With the end of winter came lambing and kidding. After Rosemary's triplets there was Polly with a single buckling. Four buckling kids all wiggly, healthy and cute. Not as many ewes were bred as I had hoped. Only three of the eight I had expected were actually pregnant. A total of 5 lambs were born, two sets of twins, all girls. The one new mother of the bunch, Cricket, had a really hard labor and one extremely large lamb. While mom did recover and baby was ok for a couple days, she mysteriously died one night. It was a bit devastating, especially after another couple of deaths within the month. A virus took out Luna, one of the merino ewes, and then 2 weeks later, the same day Cricket had her lamb, my little fighter, Nugget, the crooked lamb that I had bottle fed in October was killed by a goat. I know death is a part of farming, and especially lambing, but I have been lucky enough to not have many unexpected deaths in my farming career.

I recently took 18 fleeces to the mill for spinning. It came to a total of 144 pounds of raw wool and mohair. The blends coming back will be a 30% mohair/70% targhee wool sport weight yarn, a naturally brown merino wool in worsted weight, and colombia, targhee, and rambouillet wools blended into a worsted weight yarn which will be SO soft. I kept Stella's silver coopworth fleece for hand spinning as well as Rocket (tan romney), Rue (coopworth), and Leia (kid mohair).


Now that the snow is melted and things are greening up, I can focus more on planting and creating growth. The flower area is tilled and ready for planting. I've started a bunch of carnations and mums and ordered a load of other perennial root stock that I am anxious to get growing outside. The berry patch is just starting to wake up. I'm currently putting down plastic mulch and cedar in the walkways to get ahead of the weeds this year. The front herb garden survived well, as did all but one fruit tree. A pear tree whose bark was eaten around by voles.

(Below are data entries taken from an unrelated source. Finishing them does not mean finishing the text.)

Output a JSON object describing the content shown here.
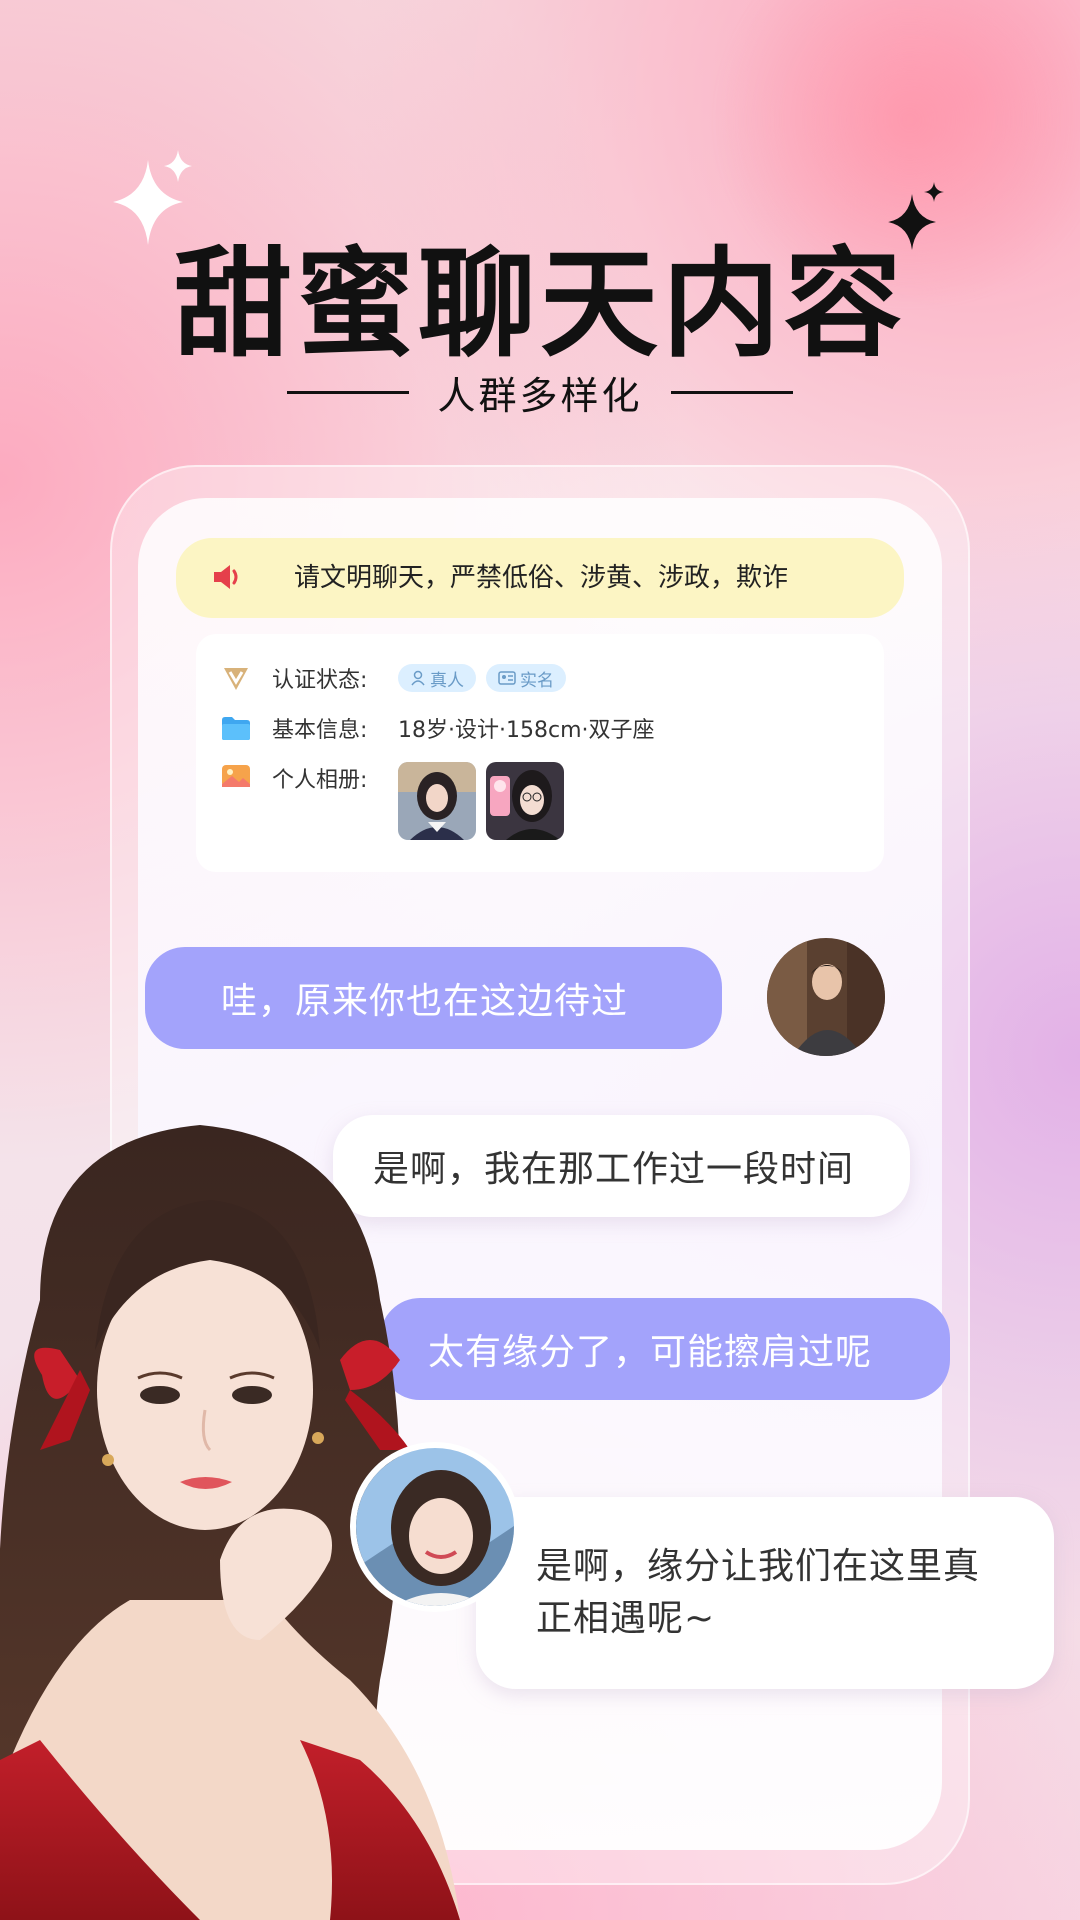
{
  "header": {
    "title": "甜蜜聊天内容",
    "subtitle": "人群多样化"
  },
  "notice": {
    "icon": "speaker-icon",
    "text": "请文明聊天，严禁低俗、涉黄、涉政，欺诈"
  },
  "profile": {
    "verification": {
      "label": "认证状态:",
      "tags": [
        "真人",
        "实名"
      ]
    },
    "basic_info": {
      "label": "基本信息:",
      "value": "18岁·设计·158cm·双子座"
    },
    "album": {
      "label": "个人相册:"
    }
  },
  "messages": [
    {
      "text": "哇，原来你也在这边待过"
    },
    {
      "text": "是啊，我在那工作过一段时间"
    },
    {
      "text": "太有缘分了，可能擦肩过呢"
    },
    {
      "text": "是啊，缘分让我们在这里真正相遇呢~"
    }
  ],
  "colors": {
    "purple_bubble": "#a3a3fb",
    "notice_bg": "#fcf5c4",
    "tag_bg": "#dcefff"
  }
}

I am worried about the vole pressure. They seemed to have an absolutely phenomenal winter and have maybe tripled their numbers from last year. I may have to get more cats.

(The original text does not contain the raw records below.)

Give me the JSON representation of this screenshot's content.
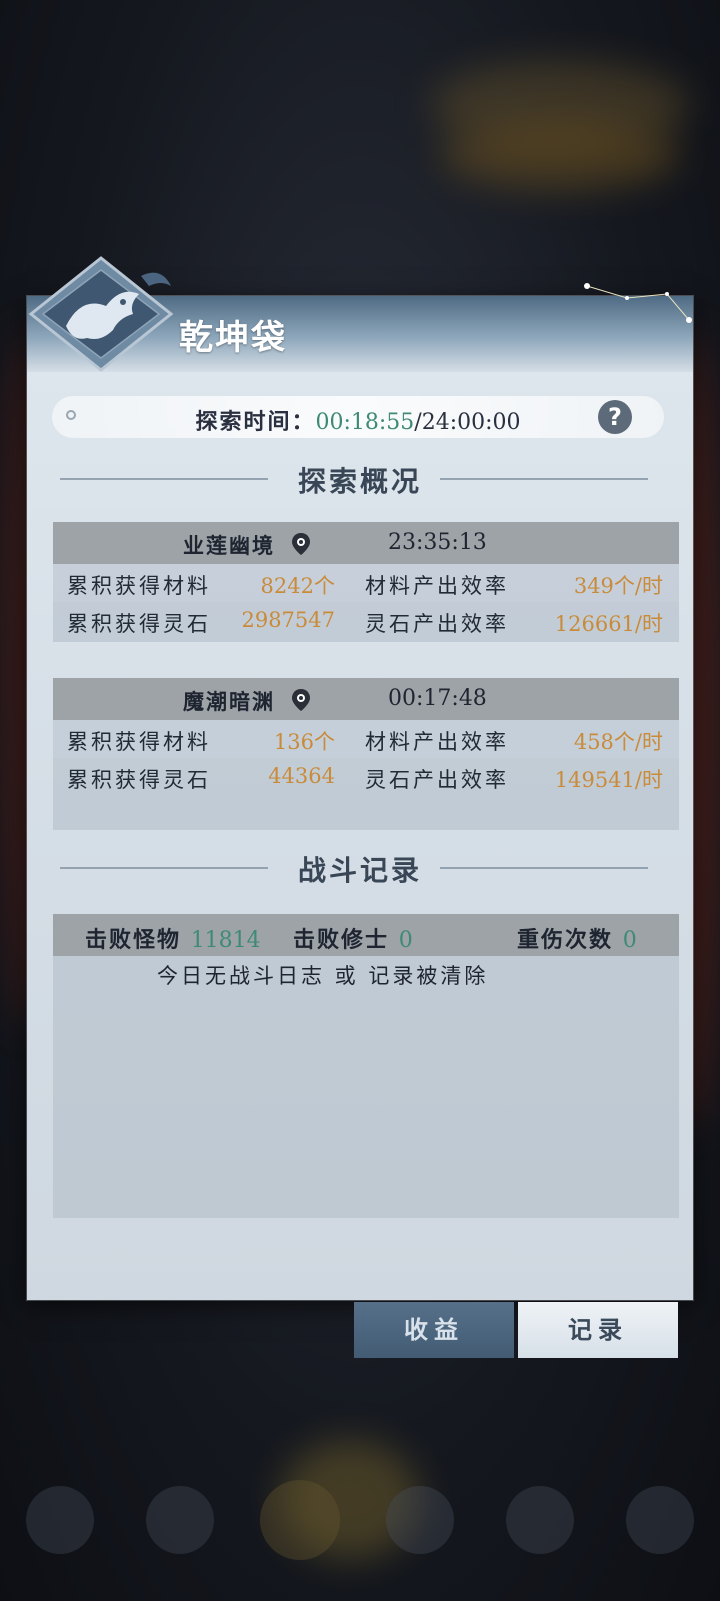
{
  "panel": {
    "title": "乾坤袋"
  },
  "explore_time": {
    "label": "探索时间：",
    "current": "00:18:55",
    "separator": "/",
    "total": "24:00:00"
  },
  "overview": {
    "title": "探索概况",
    "zones": [
      {
        "name": "业莲幽境",
        "timer": "23:35:13",
        "rows": [
          {
            "label": "累积获得材料",
            "value": "8242个",
            "rate_label": "材料产出效率",
            "rate": "349个/时"
          },
          {
            "label": "累积获得灵石",
            "value": "2987547",
            "rate_label": "灵石产出效率",
            "rate": "126661/时"
          }
        ]
      },
      {
        "name": "魔潮暗渊",
        "timer": "00:17:48",
        "rows": [
          {
            "label": "累积获得材料",
            "value": "136个",
            "rate_label": "材料产出效率",
            "rate": "458个/时"
          },
          {
            "label": "累积获得灵石",
            "value": "44364",
            "rate_label": "灵石产出效率",
            "rate": "149541/时"
          }
        ]
      }
    ]
  },
  "battle": {
    "title": "战斗记录",
    "monsters_label": "击败怪物",
    "monsters_value": "11814",
    "cultivators_label": "击败修士",
    "cultivators_value": "0",
    "injuries_label": "重伤次数",
    "injuries_value": "0",
    "message": "今日无战斗日志 或 记录被清除"
  },
  "tabs": {
    "income": "收益",
    "record": "记录"
  },
  "colors": {
    "value_orange": "#c98b3a",
    "value_green": "#3e8a74",
    "active_tab": "#435c74"
  }
}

I decided I'm going to be making short videos marking the progress of the farm from time to time through the year. Here's the first one:

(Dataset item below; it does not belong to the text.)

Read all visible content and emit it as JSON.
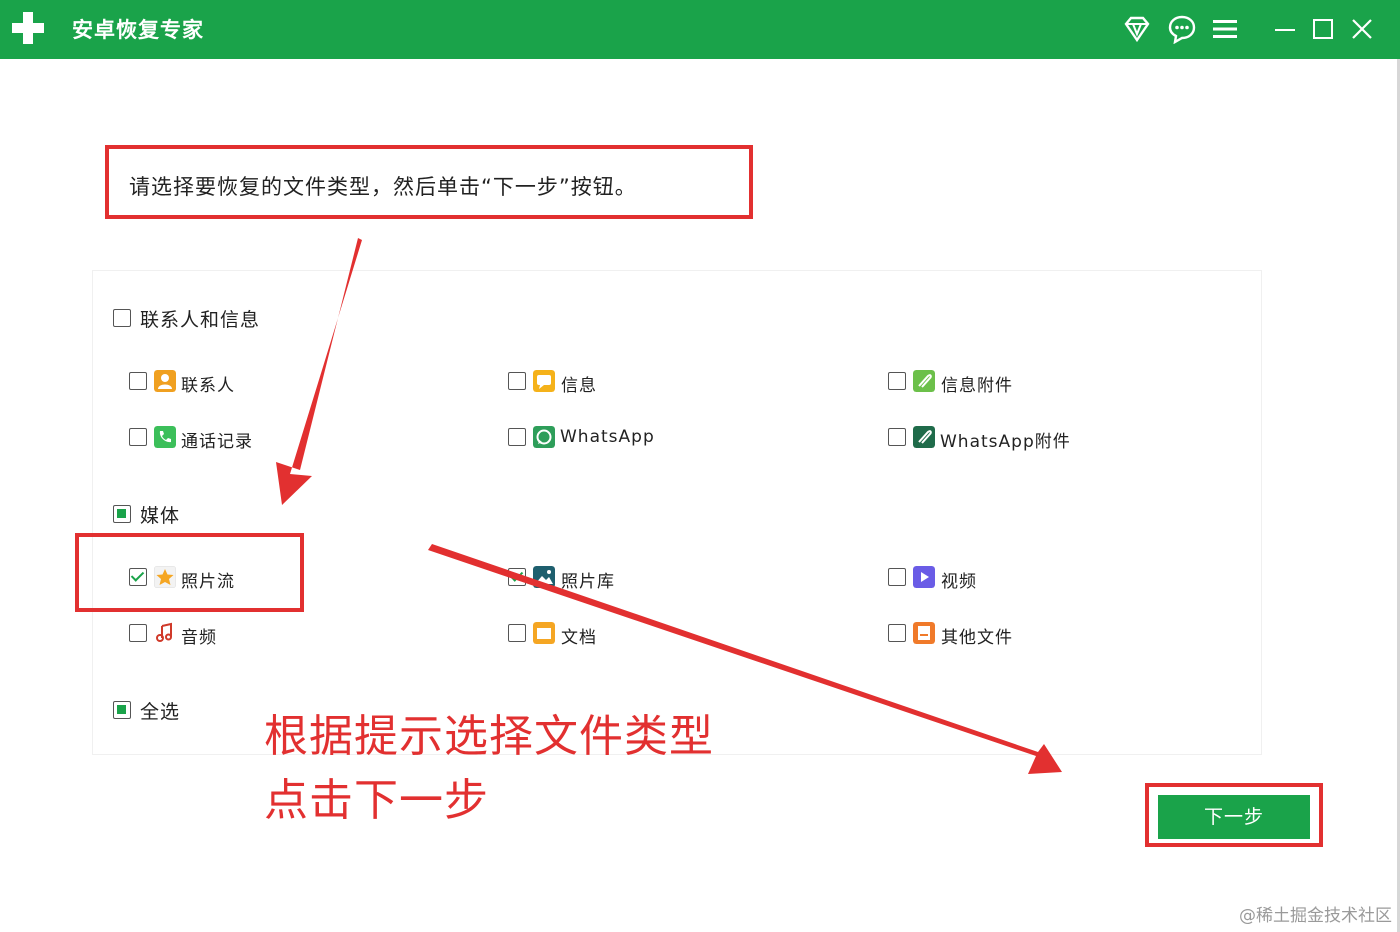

Getting ready for babies

There are melting snow and puddles everywhere! Which means I needed to get the barn cleared out while the muck isn't frozen. Mucking a barn is not the most glamorous part of sheep and goat farming -I'm not sure if there is a glamorous part- but it is satisfying to know it is done.


I had a feeling Rosemary's babies would be born soon. Within the week, I'd thought. Cleaning the barn is one of the things that tends to get neglected in the winter because the snow and frozen weather makes it hard or impossible at times. But it NEEDS to be done before babies are born. Babies need clean playpens. 

 So melty! 

So melty! 

I fed hay out in the field this morning so I could clean while they ate and have them out of the way. I got the top layer of mucky muck cleared out, which is better than nothing. But, man was it hard! I ended up slipping on melted-poop covered ice, getting the wheelbarrow stuck in a melty poop bog and having to dump it in place, and also having Kallan decide the wheelbarrow was too full and dump it back out for me in the barn.

Too soon, everyone was done eating and were way too interested in what I was doing. It's hard to shovel when there's one sheep standing on your foot, one pawing at the wheelbarrow, and one tugging on your coat. So that was fun. Then I spread straw to make warm, clean beds for everyone. But really I just ended up making a mess of the goats who wouldn't get out of my way. 

One of the other things that need to be done before the sheep begin to lamb is shearing. I'm looking at the first weekend in March to have shearing day. (Helpers are welcome!)


 For the rest of the morning I dyed some yarn I'd spun up with the last of my dried flowers. Hollyhocks and coreopsis from the garden at our old house. I got some great color from them. 

 hollyhocks, coreopsis, natural 

hollyhocks, coreopsis, natural 

Jiah and I ran some errands in the afternoon. Grocery shopping and such. As we pulled up back home I heard a little bleat. Immediately I knew there was a kid somewhere. I changed my boots and ran to the barn. Sure thing, triplets! Rosemary had just had 3 beautiful bucklings. I'm so glad I didn't put off cleaning for another day. I knew she would be early because she had snuck into Blue's pen about a month before I was planning to put him out with the herd. She's such a stinker. So these are Blue's first kids! Go Blue!

 When I first found the kids.  

When I first found the kids.  

Rosie is such a good mom. She may not like me most days, but she knows when I'm trying to help. She let me clean off the babes and hold them up to her so they could find her teat. I just had to make sure they all ate before I went inside. 


I'll be checking in on these precious little boys a lot. Make sure to follow along on instagram.